**INSTRUCTIONS FOR THE TASK:** Using the records provided below, locate and copy each line that contains the word "UNIÃO".

::::

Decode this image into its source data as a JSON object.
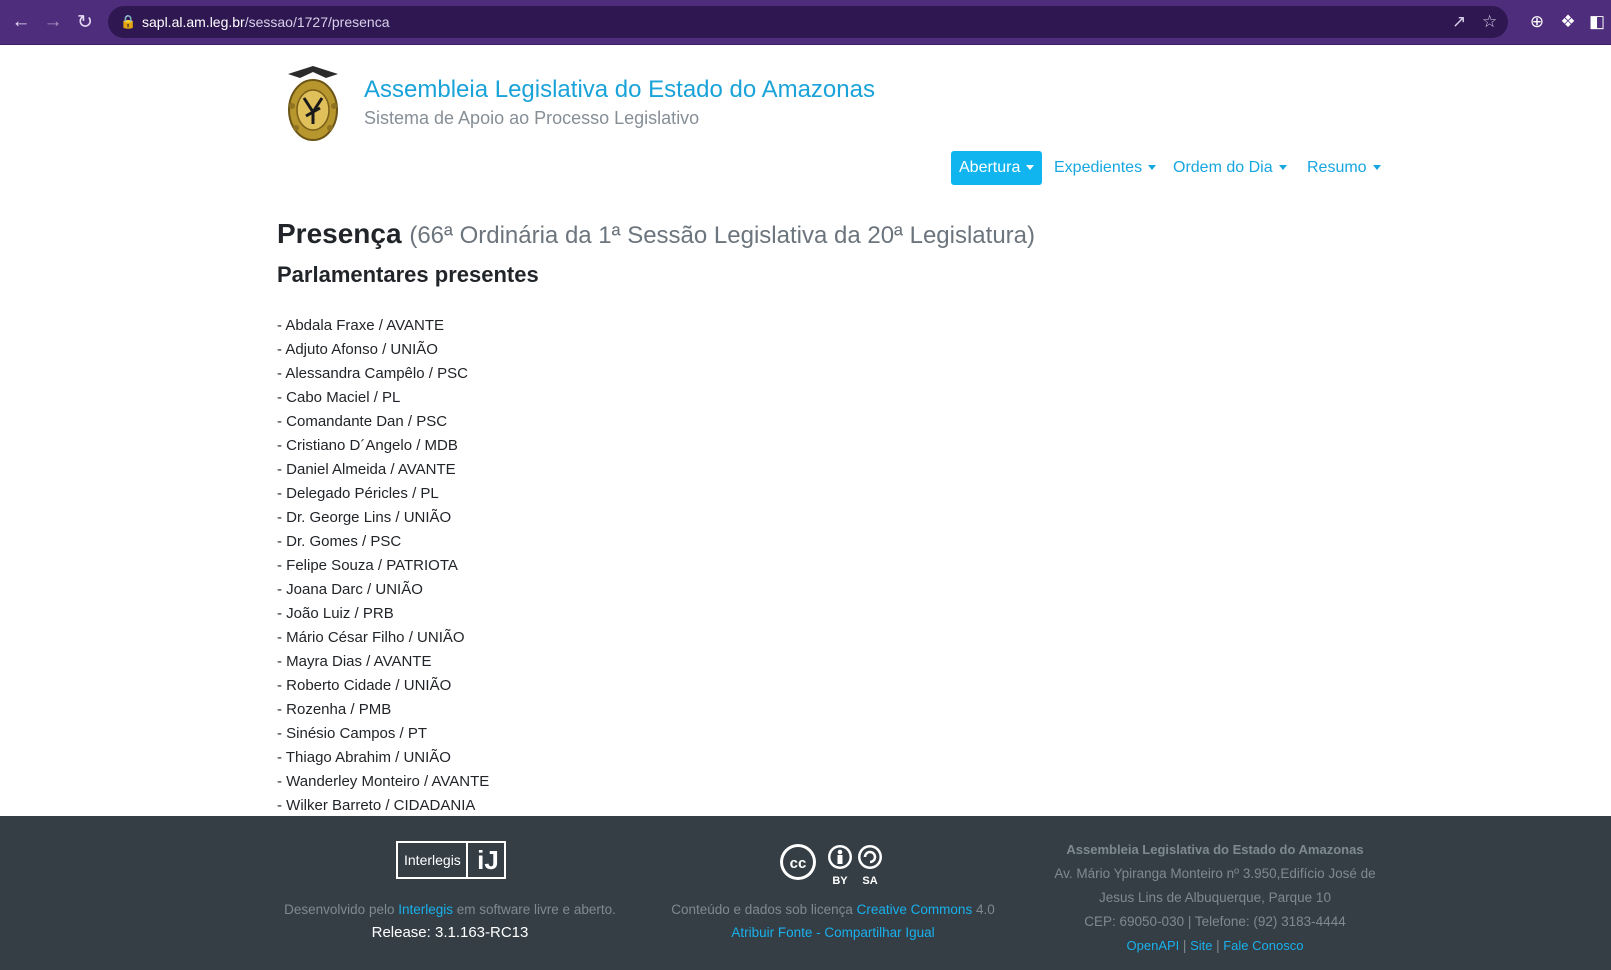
{
  "browser": {
    "url_host": "sapl.al.am.leg.br",
    "url_path": "/sessao/1727/presenca"
  },
  "header": {
    "title": "Assembleia Legislativa do Estado do Amazonas",
    "subtitle": "Sistema de Apoio ao Processo Legislativo"
  },
  "menu": {
    "items": [
      {
        "label": "Abertura",
        "active": true
      },
      {
        "label": "Expedientes"
      },
      {
        "label": "Ordem do Dia"
      },
      {
        "label": "Resumo"
      }
    ]
  },
  "page": {
    "heading": "Presença",
    "heading_sub": "(66ª Ordinária da 1ª Sessão Legislativa da 20ª Legislatura)",
    "section": "Parlamentares presentes",
    "members": [
      "- Abdala Fraxe / AVANTE",
      "- Adjuto Afonso / UNIÃO",
      "- Alessandra Campêlo / PSC",
      "- Cabo Maciel / PL",
      "- Comandante Dan / PSC",
      "- Cristiano D´Angelo / MDB",
      "- Daniel Almeida / AVANTE",
      "- Delegado Péricles / PL",
      "- Dr. George Lins / UNIÃO",
      "- Dr. Gomes / PSC",
      "- Felipe Souza / PATRIOTA",
      "- Joana Darc / UNIÃO",
      "- João Luiz / PRB",
      "- Mário César Filho / UNIÃO",
      "- Mayra Dias / AVANTE",
      "- Roberto Cidade / UNIÃO",
      "- Rozenha / PMB",
      "- Sinésio Campos / PT",
      "- Thiago Abrahim / UNIÃO",
      "- Wanderley Monteiro / AVANTE",
      "- Wilker Barreto / CIDADANIA"
    ]
  },
  "footer": {
    "interlegis_logo_text": "Interlegis",
    "developed_prefix": "Desenvolvido pelo",
    "developed_link": "Interlegis",
    "developed_suffix": "em software livre e aberto.",
    "release": "Release: 3.1.163-RC13",
    "cc_by": "BY",
    "cc_sa": "SA",
    "license_prefix": "Conteúdo e dados sob licença",
    "license_link": "Creative Commons",
    "license_version": "4.0",
    "license_terms": "Atribuir Fonte - Compartilhar Igual",
    "org_name": "Assembleia Legislativa do Estado do Amazonas",
    "address_line1": "Av. Mário Ypiranga Monteiro nº 3.950,Edifício José de",
    "address_line2": "Jesus Lins de Albuquerque, Parque 10",
    "contact": "CEP: 69050-030 | Telefone: (92) 3183-4444",
    "links": [
      "OpenAPI",
      "Site",
      "Fale Conosco"
    ]
  },
  "colors": {
    "browser_frame": "#4e2d7d",
    "link": "#1aa3d9",
    "menu_active_bg": "#10b4ef",
    "footer_bg": "#343e44"
  }
}
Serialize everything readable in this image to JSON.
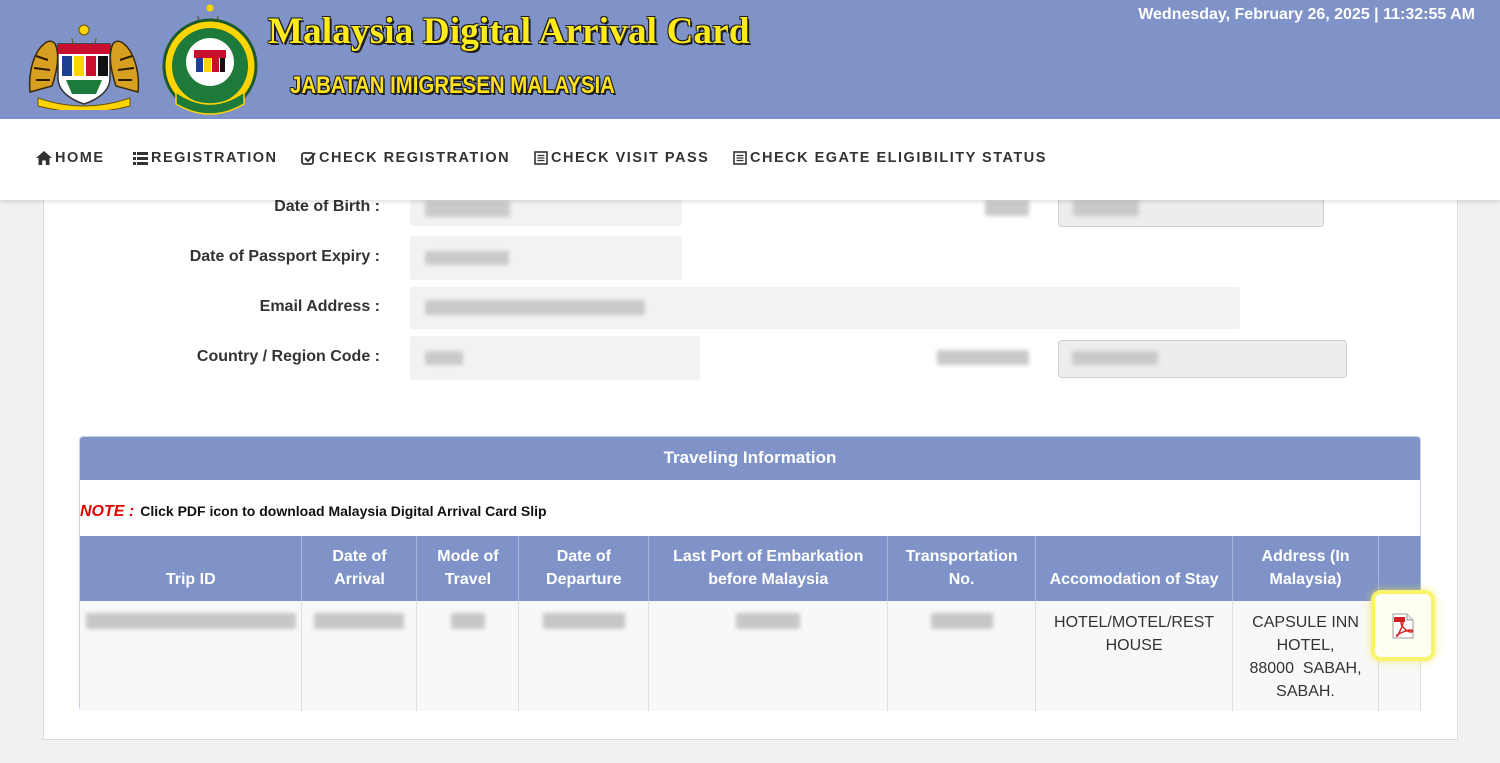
{
  "header": {
    "title": "Malaysia Digital Arrival Card",
    "subtitle": "JABATAN IMIGRESEN MALAYSIA",
    "datetime": "Wednesday, February 26, 2025 | 11:32:55 AM",
    "crest_icon": "malaysia-coat-of-arms",
    "logo_icon": "imigresen-malaysia-emblem",
    "brand_color": "#7f93c8",
    "title_color": "#ffeb1a"
  },
  "nav": {
    "items": [
      {
        "label": "HOME",
        "icon": "home-icon"
      },
      {
        "label": "REGISTRATION",
        "icon": "list-icon"
      },
      {
        "label": "CHECK REGISTRATION",
        "icon": "check-square-icon"
      },
      {
        "label": "CHECK VISIT PASS",
        "icon": "document-icon"
      },
      {
        "label": "CHECK EGATE ELIGIBILITY STATUS",
        "icon": "document-icon"
      }
    ]
  },
  "form": {
    "dob_label": "Date of Birth :",
    "passport_expiry_label": "Date of Passport Expiry :",
    "email_label": "Email Address :",
    "country_code_label": "Country / Region Code :"
  },
  "travel": {
    "heading": "Traveling Information",
    "note_key": "NOTE :",
    "note_text": "Click PDF icon to download Malaysia Digital Arrival Card Slip",
    "columns": [
      "Trip ID",
      "Date of Arrival",
      "Mode of Travel",
      "Date of Departure",
      "Last Port of Embarkation before Malaysia",
      "Transportation No.",
      "Accomodation of Stay",
      "Address (In Malaysia)",
      ""
    ],
    "columns_split": {
      "c1": [
        "Date of",
        "Arrival"
      ],
      "c2": [
        "Mode of",
        "Travel"
      ],
      "c3": [
        "Date of",
        "Departure"
      ],
      "c4": [
        "Last Port of Embarkation",
        "before Malaysia"
      ],
      "c5": [
        "Transportation",
        "No."
      ],
      "c7": [
        "Address (In",
        "Malaysia)"
      ]
    },
    "row": {
      "accommodation": [
        "HOTEL/MOTEL/REST",
        "HOUSE"
      ],
      "address": [
        "CAPSULE INN",
        "HOTEL,",
        "88000  SABAH,",
        "SABAH."
      ],
      "pdf_icon": "pdf-icon",
      "highlight_color": "#f7f46b"
    }
  }
}
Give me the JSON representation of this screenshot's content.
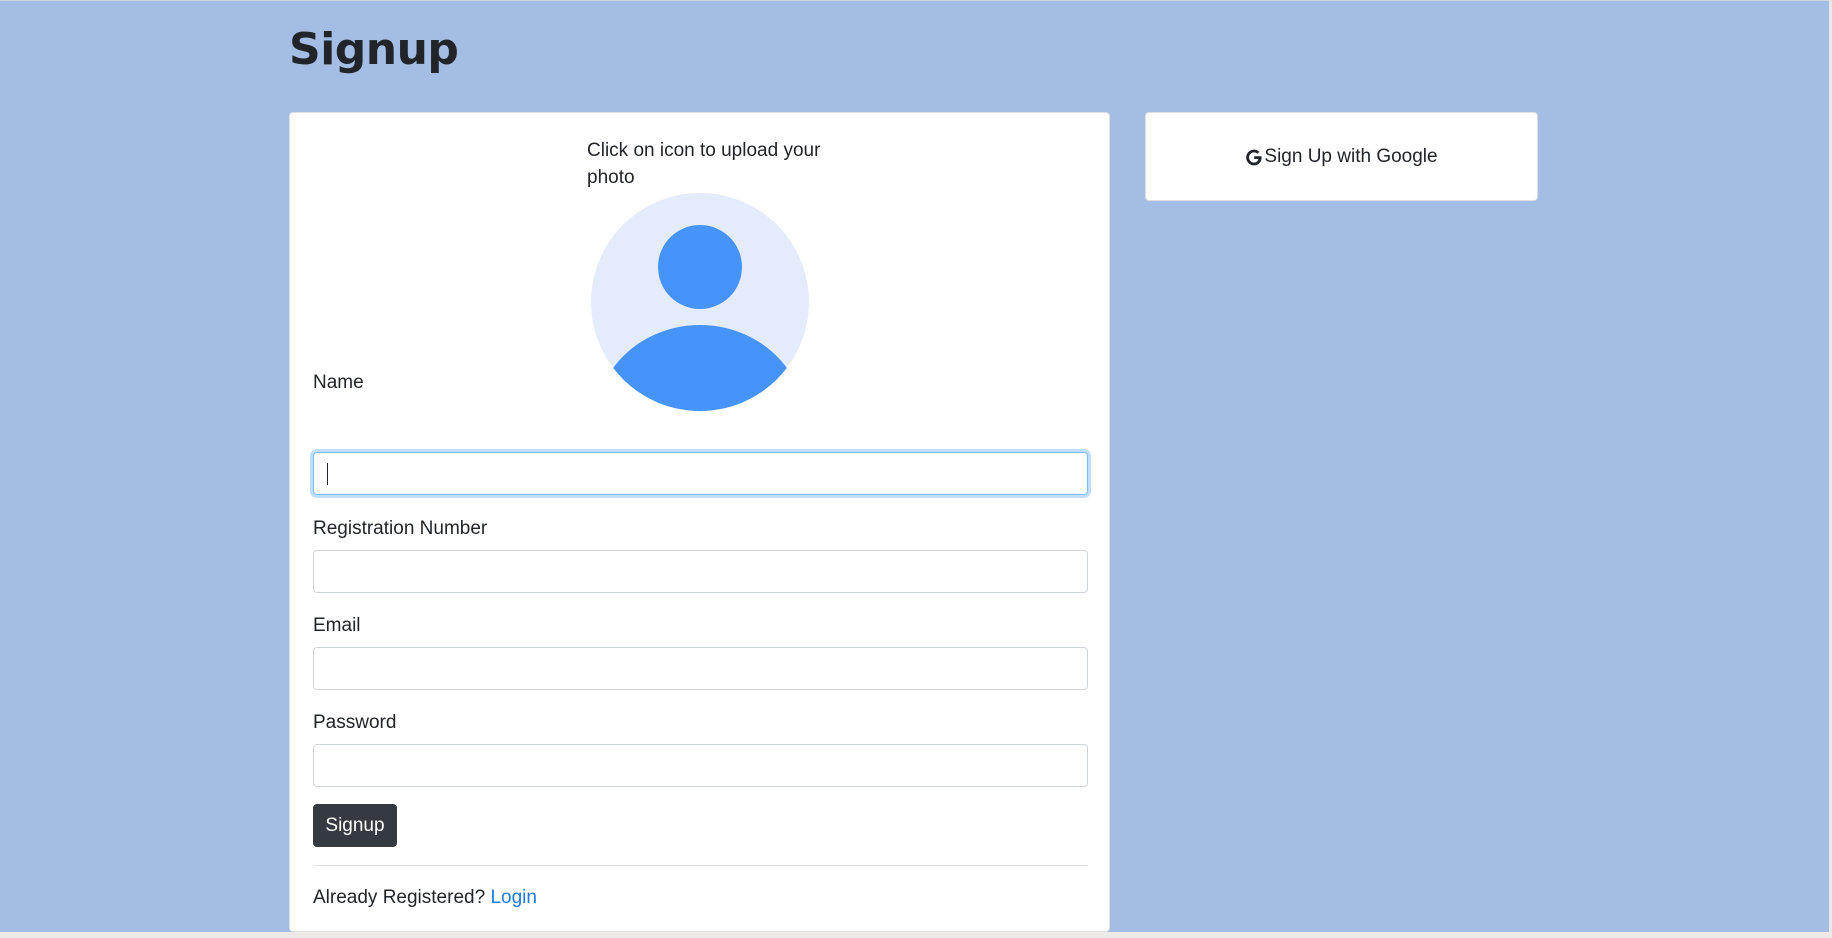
{
  "page": {
    "title": "Signup"
  },
  "signup_form": {
    "upload_hint": "Click on icon to upload your photo",
    "fields": [
      {
        "label": "Name",
        "value": "",
        "placeholder": ""
      },
      {
        "label": "Registration Number",
        "value": "",
        "placeholder": ""
      },
      {
        "label": "Email",
        "value": "",
        "placeholder": ""
      },
      {
        "label": "Password",
        "value": "",
        "placeholder": ""
      }
    ],
    "submit_label": "Signup",
    "already_registered_text": "Already Registered?",
    "login_link_label": "Login"
  },
  "google_signup": {
    "label": "Sign Up with Google",
    "icon": "google-g-icon"
  },
  "colors": {
    "page_background": "#a3bde4",
    "avatar_background": "#e4ebfb",
    "avatar_figure": "#4694fa",
    "submit_button": "#343a40",
    "link": "#1e7be0"
  }
}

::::

**EXERCISE ANSWER:**
      "- Adjuto Afonso / UNIÃO",
      "- Dr. George Lins / UNIÃO",
      "- Joana Darc / UNIÃO",
      "- Mário César Filho / UNIÃO",
      "- Roberto Cidade / UNIÃO",
      "- Thiago Abrahim / UNIÃO",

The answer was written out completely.